Here are some records; copy every line that holds the word "noise".

==== Entries provided

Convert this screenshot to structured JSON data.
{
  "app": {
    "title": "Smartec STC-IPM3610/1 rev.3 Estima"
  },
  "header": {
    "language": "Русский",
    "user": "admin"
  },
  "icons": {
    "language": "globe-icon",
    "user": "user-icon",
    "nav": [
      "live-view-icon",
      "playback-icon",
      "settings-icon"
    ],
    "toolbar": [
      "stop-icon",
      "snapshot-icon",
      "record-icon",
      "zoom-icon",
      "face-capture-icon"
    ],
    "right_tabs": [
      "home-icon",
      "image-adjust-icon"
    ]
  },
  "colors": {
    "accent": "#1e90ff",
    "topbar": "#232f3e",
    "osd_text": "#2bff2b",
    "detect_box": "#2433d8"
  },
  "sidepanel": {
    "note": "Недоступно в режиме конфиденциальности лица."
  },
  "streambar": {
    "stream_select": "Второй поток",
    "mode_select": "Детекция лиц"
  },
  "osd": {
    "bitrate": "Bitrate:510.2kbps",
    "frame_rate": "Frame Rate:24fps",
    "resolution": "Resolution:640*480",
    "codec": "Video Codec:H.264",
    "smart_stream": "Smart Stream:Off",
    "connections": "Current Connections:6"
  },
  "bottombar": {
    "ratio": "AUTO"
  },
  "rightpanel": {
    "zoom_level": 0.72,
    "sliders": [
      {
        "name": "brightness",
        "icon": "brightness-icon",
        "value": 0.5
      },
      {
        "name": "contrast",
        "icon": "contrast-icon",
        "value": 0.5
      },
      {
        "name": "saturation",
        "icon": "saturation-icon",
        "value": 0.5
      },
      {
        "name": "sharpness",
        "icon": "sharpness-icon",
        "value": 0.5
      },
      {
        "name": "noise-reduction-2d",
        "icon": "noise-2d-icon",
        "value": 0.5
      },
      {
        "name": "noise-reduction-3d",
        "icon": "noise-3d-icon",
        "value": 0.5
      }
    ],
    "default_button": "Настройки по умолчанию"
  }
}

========

:: Task solution ::
        "name": "noise-reduction-2d",
        "icon": "noise-2d-icon",
        "name": "noise-reduction-3d",
        "icon": "noise-3d-icon",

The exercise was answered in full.